The internet is a moving target and changing as we speak with new tools and access everyday. It’s arguably the most amazing technological advancement of this century. And yet, there is this great dichotomy because it is both the most wonderful and dangerous place for our children. The old question, “Do you know where your kids are?” might have a slightly different context these days. So seriously, do you know where your kids have been online? Here are 5 simple things you can do to help keep your children safer on the internet.
1. Keep Your Computer in a High Traffic Area
The reason for this is obvious and common sense. When your computer is out in the open and not hidden behind the closed doors of your child’s room you can monitor things better. For our family this means keeping the computer in the family room. Everyone is walking in and out of the room all the time and there’s no place to hide or discover inappropriate content without being noticed. Since we have 4 children, 3 of whom need and use the computer for homework daily, we have 4 computers in our house. 2 of the computers are desktops and we’ve set up stations in the family room where the kids can work on the internet in plain site.
2. Teach Your Kids About the Good, the Bad and the Ugly
I’m a moderately conservative person, not a prude, but not a crazy free spirit either like my dad was in the 60′s living in San Francisco…I personally feel that straight, honest talk works best with my kids. Let’s be real. At the very least, kids are exposed to a barrage of sexual innuendo, bad language and other crap on TV, in the movies and on the internet daily. If you have older kids ages 8 and up, they are likely already talking about sex with their peers at school in some form or another. I’ve talked candidly and openly about the good, bad and ugly of what my kids can find on the internet. I’ve taught them about Google searches and how a simple innocent search for something like, “mermaids” (my 12 year old daughter really used to love the Disney movie “Little Mermaid”) can go horribly wrong in a hurry.
3. Filtering Software
I think special filtering software can be a good thing, but honestly I don’t use it. You can format your internet settings to filter internet content and that’s about the extent that we do. For me, education with my kids has been the best preventative measure.
4. Keep the Passwords Public
One rule of using the internet and other social media sites like Facebook in our house is that the kids must tell us their passwords and log in info. We want them to know that we have access. This goes for email and text message too. We tell them that nothing online is private for them and that it’s for their safety based on the above mentioned Good, Bad and Ugly talk. We tell them that private thoughts and feelings can be shared in a diary, journal or with friends they know well in person.

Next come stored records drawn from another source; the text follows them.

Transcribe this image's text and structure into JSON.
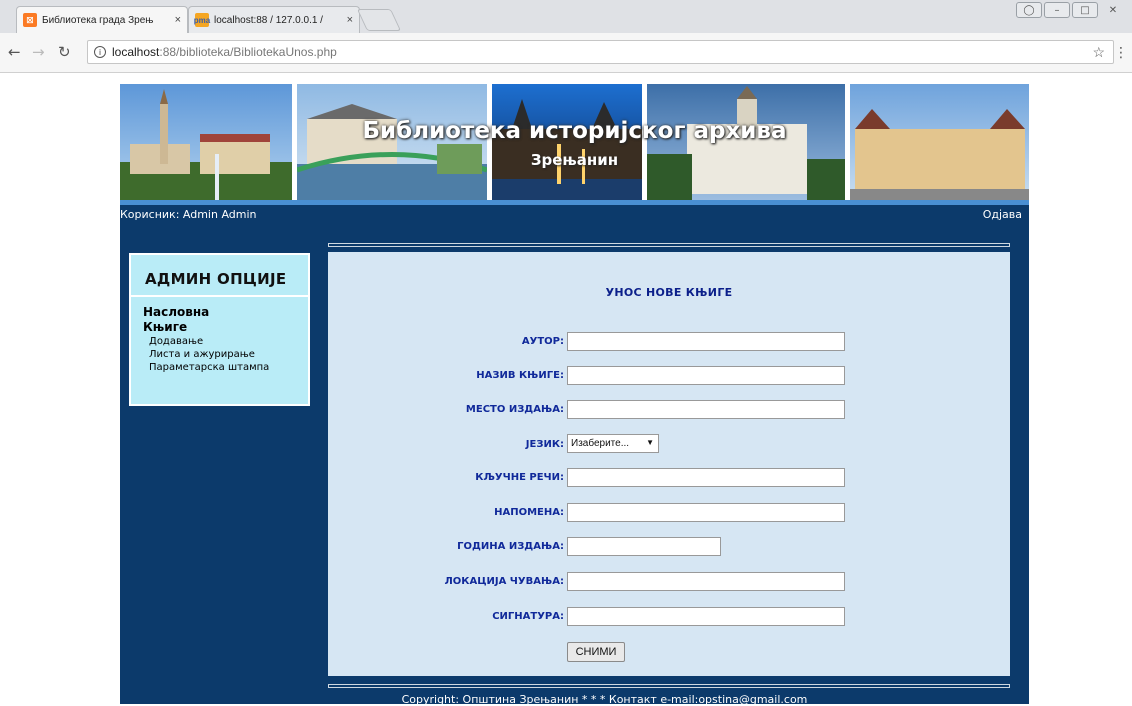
{
  "browser": {
    "tabs": [
      {
        "title": "Библиотека града Зрењ",
        "close": "×",
        "favicon": "xampp-icon"
      },
      {
        "title": "localhost:88 / 127.0.0.1 /",
        "close": "×",
        "favicon": "phpmyadmin-icon"
      }
    ],
    "url_host": "localhost",
    "url_path": ":88/biblioteka/BibliotekaUnos.php",
    "window_buttons": [
      "△",
      "–",
      "□",
      "✕"
    ]
  },
  "banner": {
    "title": "Библиотека историјског архива",
    "subtitle": "Зрењанин"
  },
  "userbar": {
    "user_label": "Корисник: Admin Admin",
    "logout": "Одјава"
  },
  "sidebar": {
    "title": "АДМИН ОПЦИЈЕ",
    "items": [
      {
        "label": "Насловна"
      },
      {
        "label": "Књиге"
      }
    ],
    "subitems": [
      {
        "label": "Додавање"
      },
      {
        "label": "Листа и ажурирање"
      },
      {
        "label": "Параметарска штампа"
      }
    ]
  },
  "form": {
    "title": "УНОС НОВЕ КЊИГЕ",
    "fields": [
      {
        "label": "АУТОР:",
        "value": ""
      },
      {
        "label": "НАЗИВ КЊИГЕ:",
        "value": ""
      },
      {
        "label": "МЕСТО ИЗДАЊА:",
        "value": ""
      },
      {
        "label": "ЈЕЗИК:",
        "selected": "Изаберите..."
      },
      {
        "label": "КЉУЧНЕ РЕЧИ:",
        "value": ""
      },
      {
        "label": "НАПОМЕНА:",
        "value": ""
      },
      {
        "label": "ГОДИНА ИЗДАЊА:",
        "value": ""
      },
      {
        "label": "ЛОКАЦИЈА ЧУВАЊА:",
        "value": ""
      },
      {
        "label": "СИГНАТУРА:",
        "value": ""
      }
    ],
    "submit_label": "СНИМИ"
  },
  "footer": {
    "text": "Copyright: Општина Зрењанин * * * Контакт e-mail:opstina@gmail.com"
  },
  "colors": {
    "page_background": "#0c3a6b",
    "sidebar_background": "#b9ecf7",
    "content_background": "#d6e6f3",
    "label_color": "#10299a"
  }
}
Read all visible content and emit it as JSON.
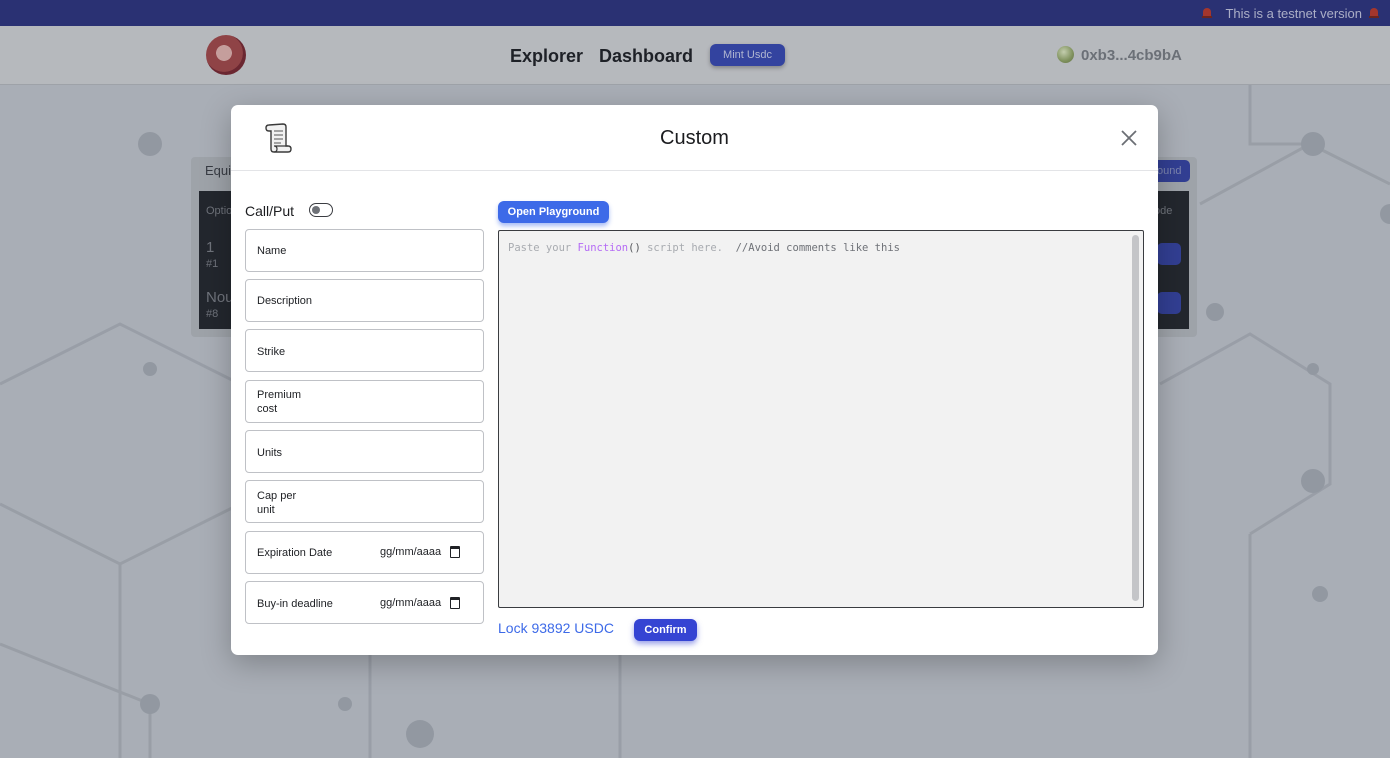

But anything shared online is public domain.
I think this policy will also keep them from posting pictures or videos that might hurt their chances of getting a job later. For example, my daughter makes bank as a babysitter. I’ve taught her that if she posts pictures that don’t make her look like a competent, trustworthy babysitter on Facebook she might stop getting calls. Same goes for my older son. Anything we post online is permanent and public. If we think of it that way we will all use a bit more discretion, right?
Early on we discovered that some of our kids’ friends (and likely our kids followed like sheep too) were creating secret secondary Facebook profiles to talk and share the “real” stuff. Be careful of this. Teenagers are smart and resourceful. In our house, lying is a big deal. The penalty for creating a secret Facebook profile would mean our kids would not just lose Facebook privileges, but lose the internet all together. The thought of having to go the library all the time to check out and read books for reports seemed to put the kibosh on that.
At any given time or day we are welcome to log in and peruse their Facebook page (we promise never to write or embarrass them with dorky parental comments). We tell them that we are allowed to read their email and text messages too. This open system seems to be working pretty well. For Facebook specifically, my wife become friends with all our kids’ friends. This way she can keep tabs on who they’re talking to, the plans they make and what they share. Since she is what the kids would call a “cool” mom, this works well.
5. Set Time Limits
It’s amazing how much homework kids have these days. Facebook is a great social sharing tool but it’s also a time suck. Limit kids’ time for social stuff and games to an appropriate amount. It might also be a good rule for the parents!
Have a great weekend!